[26] Hink, H.U., Santanam, N. and Dikalov, S. (2002) Peroxidase Properties of Extracellular Superoxide Dismutase: Role of Uric Acid in Modulating in Vivo Activity. Arteriosclerosis, Thrombosis, and Vascular Biology, 22, 1402-1408.
[27] Ames, B.N., Cathcart, R., Schwiers, E. and Hochst, P. (1981) Uric Acid Provides an Antioxidant Defence against and Radical Caused Aging and Cancer: A Hypothesis. Proceedings of the National Academy of Sciences of the United States of America, 78, 6858-6862.
[28] Aphosian, H.V. (1989) Biochemical Toxicology of Arsenic. In: Hodgson, E., Bend, J.R. and Philpot, R.M., Eds., Reviews in Biochemical Toxicology, Vol. 10, Elsevier Science Publishing Co., New York, 265-299.
[29] Klassen, C.D. (1996) Heavy Metals and Heavy Metal Antagonists. In: Hardman, J.G., Gilman, A.G. and Limbird, L.E., Eds., Goodman and Gilman’s the Pharmacological Basis of Therapeutics, McGraw-Hill, New York, 1649-1672.
[30] Verbeke, M., Van De Voorde, J. and Lameire, N. (1996) Prevention of Experimental Acute Tubular Necrosis: Current Clinical Applications and Perspectives. Advances in Nephrology from the Necker Hospital, 25, 177-216.

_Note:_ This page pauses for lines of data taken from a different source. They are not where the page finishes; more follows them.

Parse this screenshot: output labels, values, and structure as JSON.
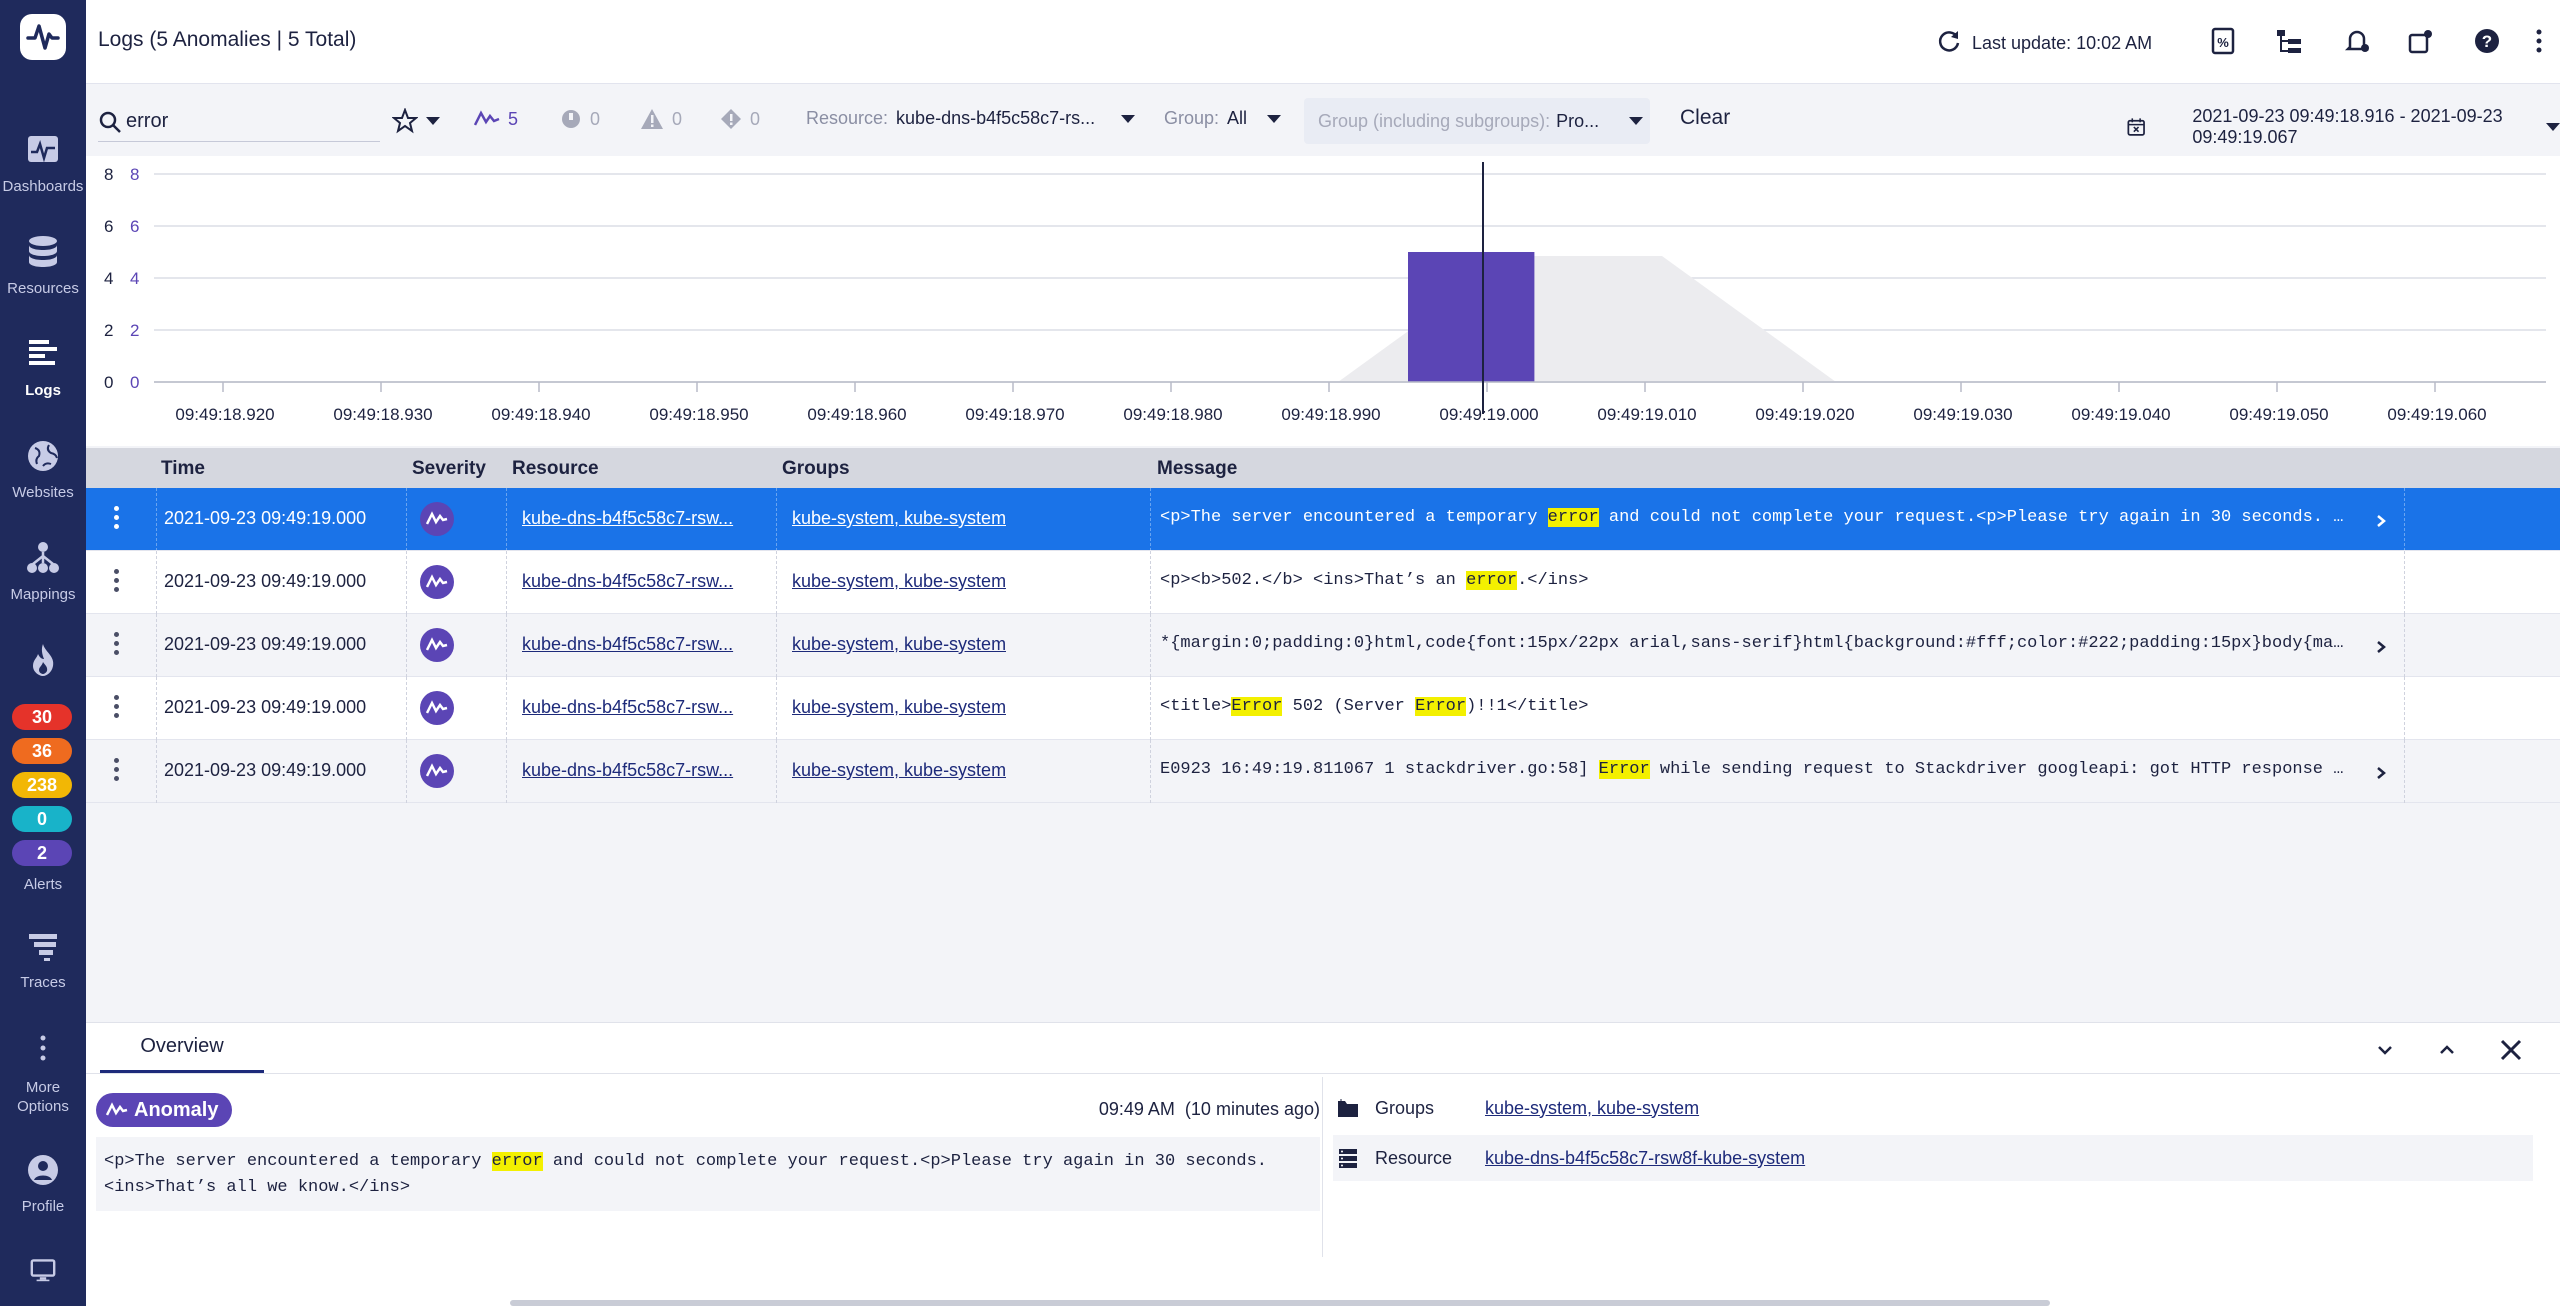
{
  "sidebar": {
    "items": [
      {
        "label": "Dashboards",
        "icon": "dashboard-icon"
      },
      {
        "label": "Resources",
        "icon": "database-icon"
      },
      {
        "label": "Logs",
        "icon": "logs-icon"
      },
      {
        "label": "Websites",
        "icon": "globe-icon"
      },
      {
        "label": "Mappings",
        "icon": "topology-icon"
      }
    ],
    "alert_counts": [
      {
        "value": "30",
        "color": "#e5332a"
      },
      {
        "value": "36",
        "color": "#ef6b1f"
      },
      {
        "value": "238",
        "color": "#f2b705"
      },
      {
        "value": "0",
        "color": "#18b3c9"
      },
      {
        "value": "2",
        "color": "#5b45b5"
      }
    ],
    "alerts_label": "Alerts",
    "traces_label": "Traces",
    "more_label": "More Options",
    "profile_label": "Profile"
  },
  "header": {
    "title": "Logs (5 Anomalies | 5 Total)",
    "last_update": "Last update: 10:02 AM"
  },
  "filters": {
    "search_value": "error",
    "anomalies_count": "5",
    "info_count": "0",
    "warn_count": "0",
    "error_count": "0",
    "resource_label": "Resource:",
    "resource_value": "kube-dns-b4f5c58c7-rs...",
    "group_label": "Group:",
    "group_value": "All",
    "group_incl_label": "Group (including subgroups):",
    "group_incl_value": "Pro...",
    "clear_label": "Clear",
    "date_range": "2021-09-23 09:49:18.916 - 2021-09-23 09:49:19.067"
  },
  "chart_data": {
    "type": "bar",
    "y_ticks": [
      "0",
      "2",
      "4",
      "6",
      "8"
    ],
    "ylim": [
      0,
      8
    ],
    "x_ticks": [
      "09:49:18.920",
      "09:49:18.930",
      "09:49:18.940",
      "09:49:18.950",
      "09:49:18.960",
      "09:49:18.970",
      "09:49:18.980",
      "09:49:18.990",
      "09:49:19.000",
      "09:49:19.010",
      "09:49:19.020",
      "09:49:19.030",
      "09:49:19.040",
      "09:49:19.050",
      "09:49:19.060"
    ],
    "bars": [
      {
        "start": "09:49:18.995",
        "end": "09:49:19.003",
        "value": 5
      }
    ],
    "cursor_x": "09:49:19.000",
    "bar_color": "#5b45b5"
  },
  "table": {
    "columns": {
      "time": "Time",
      "severity": "Severity",
      "resource": "Resource",
      "groups": "Groups",
      "message": "Message"
    },
    "rows": [
      {
        "time": "2021-09-23 09:49:19.000",
        "resource": "kube-dns-b4f5c58c7-rsw...",
        "groups": "kube-system, kube-system",
        "msg_parts": [
          "<p>The server encountered a temporary ",
          "error",
          " and could not complete your request.<p>Please try again in 30 seconds. …"
        ],
        "expandable": true
      },
      {
        "time": "2021-09-23 09:49:19.000",
        "resource": "kube-dns-b4f5c58c7-rsw...",
        "groups": "kube-system, kube-system",
        "msg_parts": [
          "<p><b>502.</b> <ins>That’s an ",
          "error",
          ".</ins>"
        ],
        "expandable": false
      },
      {
        "time": "2021-09-23 09:49:19.000",
        "resource": "kube-dns-b4f5c58c7-rsw...",
        "groups": "kube-system, kube-system",
        "msg_parts": [
          "*{margin:0;padding:0}html,code{font:15px/22px arial,sans-serif}html{background:#fff;color:#222;padding:15px}body{ma…",
          "",
          ""
        ],
        "expandable": true
      },
      {
        "time": "2021-09-23 09:49:19.000",
        "resource": "kube-dns-b4f5c58c7-rsw...",
        "groups": "kube-system, kube-system",
        "msg_parts": [
          "<title>",
          "Error",
          " 502 (Server ",
          "Error",
          ")!!1</title>"
        ],
        "expandable": false
      },
      {
        "time": "2021-09-23 09:49:19.000",
        "resource": "kube-dns-b4f5c58c7-rsw...",
        "groups": "kube-system, kube-system",
        "msg_parts": [
          "E0923 16:49:19.811067 1 stackdriver.go:58] ",
          "Error",
          " while sending request to Stackdriver googleapi: got HTTP response …"
        ],
        "expandable": true
      }
    ]
  },
  "detail": {
    "tab_label": "Overview",
    "badge_label": "Anomaly",
    "time": "09:49 AM  (10 minutes ago)",
    "msg_line1_pre": "<p>The server encountered a temporary ",
    "msg_line1_hl": "error",
    "msg_line1_post": " and could not complete your request.<p>Please try again in 30 seconds.",
    "msg_line2": "<ins>That’s all we know.</ins>",
    "groups_label": "Groups",
    "groups_value": "kube-system, kube-system",
    "resource_label": "Resource",
    "resource_value": "kube-dns-b4f5c58c7-rsw8f-kube-system"
  }
}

Copyright © 2024 by authors and Scientific Research Publishing Inc.

Creative Commons License

This work and the related PDF file are licensed under a Creative Commons Attribution 4.0 International License.